Mr. Warren then filed a motion for permission to file a second or successive § 2255 motion in the Tenth Circuit, again seeking to challenge the search of his residence on Fourth Amendment grounds. On January 7, 2011, the Tenth Circuit denied the motion for authorization to file a second or successive § 2255 motion. ( See Doc. # 138.)
On June 20, 2011, Mr. Warren filed a motion pursuant to Fed.R.Civ.P. 60(d)(3) (Doc. # 139) and again challenged the search of his residence. The Court denied the motion because Mr. Warren did not state a claim of fraud on the Court as required under Rule 60(d)(3). ( See Doc. # 140.)
On January 10, 2012, Mr. Warren filed a motion for review of his sentence pursuant to 18 U.S.C. § 3742(a)(1) (Doc. # 143), again challenging the search of his residence. The Court denied the motion because the statutory authority on which Mr. Warren relied does not grant jurisdiction to a district court to review a final sentence. ( See Doc. # 145.) Mr. Warren appealed and that appeal also was dismissed. ( See Doc. # 158.)
Mr. Warren next filed a motion to modify his sentence pursuant to 18 U.S.C. § 3582(c)(2) (Doc. # 159) and a motion for relief from a void judgment pursuant to Fed.R.Civ.P. 60(b)(4) (Doc. # 163). The Court dismissed both motions for lack of subject matter jurisdiction and specifically determined that the Rule 60(b)(4) motion, in which Mr. Warren claimed the evidence used to convict him was gathered during a search that was unauthorized under Colorado law, was an unauthorized second or successive § 2255 motion. ( See Doc. # 165.)
On April 9, 2014, Mr. Warren filed another motion for relief from a void judgment pursuant to Fed.R.Civ.P. 60(b)(4) (Doc. #166). The Court determined this motion also was an unauthorized second or successive § 2255 motion and denied the motion. ( See Doc. # 169.)
On December 1, 2014, Mr. Warren filed the instant § 2255 motion again raising a Fourth Amendment claim.

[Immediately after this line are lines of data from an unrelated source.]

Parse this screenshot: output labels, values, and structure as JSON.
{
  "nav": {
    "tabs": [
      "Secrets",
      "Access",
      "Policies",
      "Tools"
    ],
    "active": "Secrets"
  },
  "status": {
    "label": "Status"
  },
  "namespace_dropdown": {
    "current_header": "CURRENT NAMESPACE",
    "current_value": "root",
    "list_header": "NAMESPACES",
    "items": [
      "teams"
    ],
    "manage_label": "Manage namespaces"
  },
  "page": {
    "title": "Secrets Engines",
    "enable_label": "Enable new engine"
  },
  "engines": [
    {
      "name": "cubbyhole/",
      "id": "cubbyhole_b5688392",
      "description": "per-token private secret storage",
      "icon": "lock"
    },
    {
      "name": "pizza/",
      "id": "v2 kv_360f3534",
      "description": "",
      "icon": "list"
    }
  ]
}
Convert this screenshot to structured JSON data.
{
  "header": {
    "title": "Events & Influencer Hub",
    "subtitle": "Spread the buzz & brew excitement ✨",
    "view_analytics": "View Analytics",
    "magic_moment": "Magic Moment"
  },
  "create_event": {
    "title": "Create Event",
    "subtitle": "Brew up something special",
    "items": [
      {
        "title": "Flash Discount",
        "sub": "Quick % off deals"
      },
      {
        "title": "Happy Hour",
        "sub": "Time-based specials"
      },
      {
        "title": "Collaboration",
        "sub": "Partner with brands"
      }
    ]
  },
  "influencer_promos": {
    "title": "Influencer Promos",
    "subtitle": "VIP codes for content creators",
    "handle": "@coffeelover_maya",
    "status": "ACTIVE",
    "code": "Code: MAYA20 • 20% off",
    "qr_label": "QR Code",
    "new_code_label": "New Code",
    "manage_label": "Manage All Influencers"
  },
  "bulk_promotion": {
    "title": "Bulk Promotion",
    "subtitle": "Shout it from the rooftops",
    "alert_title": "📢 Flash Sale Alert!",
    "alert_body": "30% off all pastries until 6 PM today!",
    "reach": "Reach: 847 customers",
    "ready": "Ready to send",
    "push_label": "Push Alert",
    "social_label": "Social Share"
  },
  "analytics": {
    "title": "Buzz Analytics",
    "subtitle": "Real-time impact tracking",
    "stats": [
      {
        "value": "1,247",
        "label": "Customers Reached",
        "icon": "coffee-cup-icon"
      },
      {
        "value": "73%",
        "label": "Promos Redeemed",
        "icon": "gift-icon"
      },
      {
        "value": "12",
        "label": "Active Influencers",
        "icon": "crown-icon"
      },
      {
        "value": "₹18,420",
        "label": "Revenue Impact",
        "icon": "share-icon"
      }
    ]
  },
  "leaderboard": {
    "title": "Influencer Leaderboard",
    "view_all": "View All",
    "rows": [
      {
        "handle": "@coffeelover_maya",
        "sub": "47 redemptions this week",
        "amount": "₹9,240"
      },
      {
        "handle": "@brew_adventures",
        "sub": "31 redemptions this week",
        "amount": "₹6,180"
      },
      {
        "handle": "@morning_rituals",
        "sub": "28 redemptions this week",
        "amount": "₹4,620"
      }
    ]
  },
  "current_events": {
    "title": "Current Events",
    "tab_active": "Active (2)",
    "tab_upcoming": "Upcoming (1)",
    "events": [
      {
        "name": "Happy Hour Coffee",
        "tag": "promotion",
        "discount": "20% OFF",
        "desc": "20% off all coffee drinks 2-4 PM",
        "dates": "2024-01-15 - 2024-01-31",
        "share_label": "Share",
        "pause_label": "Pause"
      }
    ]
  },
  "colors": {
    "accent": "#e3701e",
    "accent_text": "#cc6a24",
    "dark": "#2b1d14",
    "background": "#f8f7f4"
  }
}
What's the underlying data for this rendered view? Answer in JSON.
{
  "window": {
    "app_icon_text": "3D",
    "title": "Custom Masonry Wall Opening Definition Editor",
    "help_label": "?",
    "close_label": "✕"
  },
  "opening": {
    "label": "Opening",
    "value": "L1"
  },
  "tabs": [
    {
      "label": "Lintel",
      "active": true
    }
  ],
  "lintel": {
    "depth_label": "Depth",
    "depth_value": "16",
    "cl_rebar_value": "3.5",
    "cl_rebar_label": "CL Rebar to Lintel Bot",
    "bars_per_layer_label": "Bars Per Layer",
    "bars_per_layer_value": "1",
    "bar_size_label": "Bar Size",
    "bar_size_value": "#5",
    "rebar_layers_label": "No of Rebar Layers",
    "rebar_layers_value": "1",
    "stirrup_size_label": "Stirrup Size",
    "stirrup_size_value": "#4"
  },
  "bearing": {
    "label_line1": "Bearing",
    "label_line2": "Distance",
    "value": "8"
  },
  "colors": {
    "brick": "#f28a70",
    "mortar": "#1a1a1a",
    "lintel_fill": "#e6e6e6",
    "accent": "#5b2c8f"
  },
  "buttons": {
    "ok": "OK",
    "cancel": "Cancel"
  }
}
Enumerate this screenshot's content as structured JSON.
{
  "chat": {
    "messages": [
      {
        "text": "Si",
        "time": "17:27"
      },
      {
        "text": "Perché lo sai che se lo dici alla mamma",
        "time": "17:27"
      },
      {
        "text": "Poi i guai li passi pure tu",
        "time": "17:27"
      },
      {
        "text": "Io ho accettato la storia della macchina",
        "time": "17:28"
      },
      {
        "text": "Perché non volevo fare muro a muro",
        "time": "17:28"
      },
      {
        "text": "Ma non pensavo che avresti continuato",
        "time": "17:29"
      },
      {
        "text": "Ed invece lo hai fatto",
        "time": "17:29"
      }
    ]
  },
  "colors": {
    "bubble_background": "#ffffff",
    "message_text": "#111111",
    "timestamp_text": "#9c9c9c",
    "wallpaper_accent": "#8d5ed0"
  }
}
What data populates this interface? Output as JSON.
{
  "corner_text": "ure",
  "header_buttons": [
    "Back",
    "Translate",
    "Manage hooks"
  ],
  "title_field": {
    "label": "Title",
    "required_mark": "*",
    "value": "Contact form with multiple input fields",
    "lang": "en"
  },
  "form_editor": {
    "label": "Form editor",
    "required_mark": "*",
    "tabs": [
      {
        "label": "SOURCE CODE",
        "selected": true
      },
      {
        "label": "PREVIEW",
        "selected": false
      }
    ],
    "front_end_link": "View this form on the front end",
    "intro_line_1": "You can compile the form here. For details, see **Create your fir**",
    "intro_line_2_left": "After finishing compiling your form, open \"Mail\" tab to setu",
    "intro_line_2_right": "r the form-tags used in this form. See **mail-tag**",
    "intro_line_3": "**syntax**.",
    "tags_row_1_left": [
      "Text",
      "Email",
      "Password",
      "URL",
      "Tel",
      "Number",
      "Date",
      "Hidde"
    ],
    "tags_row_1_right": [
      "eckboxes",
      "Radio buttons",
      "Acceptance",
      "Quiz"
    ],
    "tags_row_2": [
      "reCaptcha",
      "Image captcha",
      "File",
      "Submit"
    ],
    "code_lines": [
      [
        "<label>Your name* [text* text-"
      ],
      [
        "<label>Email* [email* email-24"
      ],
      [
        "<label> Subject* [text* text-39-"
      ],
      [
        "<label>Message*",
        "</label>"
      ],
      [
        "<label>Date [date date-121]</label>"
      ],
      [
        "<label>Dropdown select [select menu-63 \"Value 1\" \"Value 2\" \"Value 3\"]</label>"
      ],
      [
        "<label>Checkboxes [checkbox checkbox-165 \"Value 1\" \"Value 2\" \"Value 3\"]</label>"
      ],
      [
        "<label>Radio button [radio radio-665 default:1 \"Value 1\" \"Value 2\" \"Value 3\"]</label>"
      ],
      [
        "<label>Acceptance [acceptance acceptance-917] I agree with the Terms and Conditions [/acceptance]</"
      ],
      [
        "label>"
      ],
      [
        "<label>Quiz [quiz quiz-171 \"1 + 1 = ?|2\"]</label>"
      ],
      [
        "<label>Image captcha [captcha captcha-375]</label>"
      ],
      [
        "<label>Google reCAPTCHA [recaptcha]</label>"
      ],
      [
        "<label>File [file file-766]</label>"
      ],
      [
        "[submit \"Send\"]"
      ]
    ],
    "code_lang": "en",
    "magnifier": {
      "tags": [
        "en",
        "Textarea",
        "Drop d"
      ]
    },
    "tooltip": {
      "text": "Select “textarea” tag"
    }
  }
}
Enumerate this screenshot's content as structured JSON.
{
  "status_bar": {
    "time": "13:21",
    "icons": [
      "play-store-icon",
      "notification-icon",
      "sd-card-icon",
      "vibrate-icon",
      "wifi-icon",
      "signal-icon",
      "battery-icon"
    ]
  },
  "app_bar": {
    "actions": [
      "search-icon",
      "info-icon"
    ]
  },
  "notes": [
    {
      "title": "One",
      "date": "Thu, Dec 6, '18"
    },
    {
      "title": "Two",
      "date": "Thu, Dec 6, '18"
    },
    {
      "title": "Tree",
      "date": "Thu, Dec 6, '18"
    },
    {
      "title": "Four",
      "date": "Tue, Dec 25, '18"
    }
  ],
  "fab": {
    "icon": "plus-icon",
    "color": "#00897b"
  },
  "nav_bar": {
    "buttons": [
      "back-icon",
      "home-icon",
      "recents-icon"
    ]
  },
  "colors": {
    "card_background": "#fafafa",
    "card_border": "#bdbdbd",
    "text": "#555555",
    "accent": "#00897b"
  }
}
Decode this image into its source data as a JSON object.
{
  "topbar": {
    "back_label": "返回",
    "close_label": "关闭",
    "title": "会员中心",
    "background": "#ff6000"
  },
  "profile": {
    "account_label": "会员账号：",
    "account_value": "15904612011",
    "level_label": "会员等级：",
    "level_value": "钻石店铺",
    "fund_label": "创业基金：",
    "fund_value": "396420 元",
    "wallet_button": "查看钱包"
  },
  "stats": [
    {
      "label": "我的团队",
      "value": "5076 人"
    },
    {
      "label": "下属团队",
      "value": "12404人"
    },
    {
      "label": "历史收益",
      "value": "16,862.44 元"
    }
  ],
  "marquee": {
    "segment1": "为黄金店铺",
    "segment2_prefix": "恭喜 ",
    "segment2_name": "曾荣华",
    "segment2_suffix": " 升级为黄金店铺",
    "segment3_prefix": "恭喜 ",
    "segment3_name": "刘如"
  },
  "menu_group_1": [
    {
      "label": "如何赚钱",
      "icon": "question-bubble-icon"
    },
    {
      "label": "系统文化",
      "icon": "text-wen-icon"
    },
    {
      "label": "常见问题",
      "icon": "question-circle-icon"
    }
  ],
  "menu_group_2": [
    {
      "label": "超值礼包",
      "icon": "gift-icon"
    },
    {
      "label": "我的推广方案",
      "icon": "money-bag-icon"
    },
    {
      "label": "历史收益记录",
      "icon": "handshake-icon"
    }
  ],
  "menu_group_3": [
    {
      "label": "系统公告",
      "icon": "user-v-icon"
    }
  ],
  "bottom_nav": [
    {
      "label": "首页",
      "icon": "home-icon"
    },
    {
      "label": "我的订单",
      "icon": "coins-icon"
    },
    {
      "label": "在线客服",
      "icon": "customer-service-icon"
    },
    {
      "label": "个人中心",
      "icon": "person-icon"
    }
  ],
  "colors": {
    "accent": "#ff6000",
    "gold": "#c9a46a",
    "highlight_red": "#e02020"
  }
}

The specific claim Mr. Warren is asserting is not set forth clearly in the § 2255 motion and he fails to allege facts in support of the claim. Instead, Mr. Warren contends only that the claim is based on a state supreme court decision captioned " State v. Kern" and the Tenth Circuit's decision in United States v. Mabry, 728 F.3d 1163 (10th Cir. 2013). It appears that the state supreme court decision to which Mr. Warren is referring is State v. Kern, 831 N.W.2d 149 (Iowa 2013). It is not clear how either of these cases might support Mr. Warren's Fourth Amendment claim. In Kern, the Iowa Supreme Court held that a search of a parolee's home violated the Iowa Constitution. See Kern, 831 N.W.2d at 155. In Mabry, the Tenth Circuit upheld a search of a parolee's home under the totality of the circumstances and did " not consider the special ...